◆ WORK TASK
In the listing below, look for "name" and copy every line that has it.
[LISTED ENTRIES]
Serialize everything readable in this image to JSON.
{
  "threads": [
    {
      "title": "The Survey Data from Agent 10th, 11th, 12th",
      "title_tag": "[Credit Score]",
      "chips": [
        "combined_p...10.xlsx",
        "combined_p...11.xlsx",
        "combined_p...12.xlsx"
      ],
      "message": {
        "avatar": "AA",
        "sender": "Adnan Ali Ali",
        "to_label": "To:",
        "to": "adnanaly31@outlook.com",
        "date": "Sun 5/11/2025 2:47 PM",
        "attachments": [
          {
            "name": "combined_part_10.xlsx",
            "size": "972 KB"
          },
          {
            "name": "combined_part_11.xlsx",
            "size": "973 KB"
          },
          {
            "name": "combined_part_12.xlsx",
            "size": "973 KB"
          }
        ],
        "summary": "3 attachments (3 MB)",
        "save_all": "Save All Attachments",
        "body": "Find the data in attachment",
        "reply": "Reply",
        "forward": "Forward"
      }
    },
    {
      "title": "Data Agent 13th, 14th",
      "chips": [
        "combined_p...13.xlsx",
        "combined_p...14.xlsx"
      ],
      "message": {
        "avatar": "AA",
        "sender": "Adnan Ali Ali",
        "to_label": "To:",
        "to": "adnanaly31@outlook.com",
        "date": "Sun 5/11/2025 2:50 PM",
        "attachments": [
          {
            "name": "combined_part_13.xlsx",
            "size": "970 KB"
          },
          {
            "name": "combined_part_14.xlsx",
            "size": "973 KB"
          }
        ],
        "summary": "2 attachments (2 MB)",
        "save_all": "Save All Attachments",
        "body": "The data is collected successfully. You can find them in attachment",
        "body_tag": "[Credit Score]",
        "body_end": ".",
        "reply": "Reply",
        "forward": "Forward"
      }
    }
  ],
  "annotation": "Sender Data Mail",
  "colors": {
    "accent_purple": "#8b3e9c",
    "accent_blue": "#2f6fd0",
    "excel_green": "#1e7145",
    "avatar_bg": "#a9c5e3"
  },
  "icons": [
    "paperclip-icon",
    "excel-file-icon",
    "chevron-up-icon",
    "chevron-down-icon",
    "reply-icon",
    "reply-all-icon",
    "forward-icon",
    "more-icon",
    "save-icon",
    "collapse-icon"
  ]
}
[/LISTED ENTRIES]
◆ RESPONSE AREA
            "name": "combined_part_10.xlsx",
            "name": "combined_part_11.xlsx",
            "name": "combined_part_12.xlsx",
            "name": "combined_part_13.xlsx",
            "name": "combined_part_14.xlsx",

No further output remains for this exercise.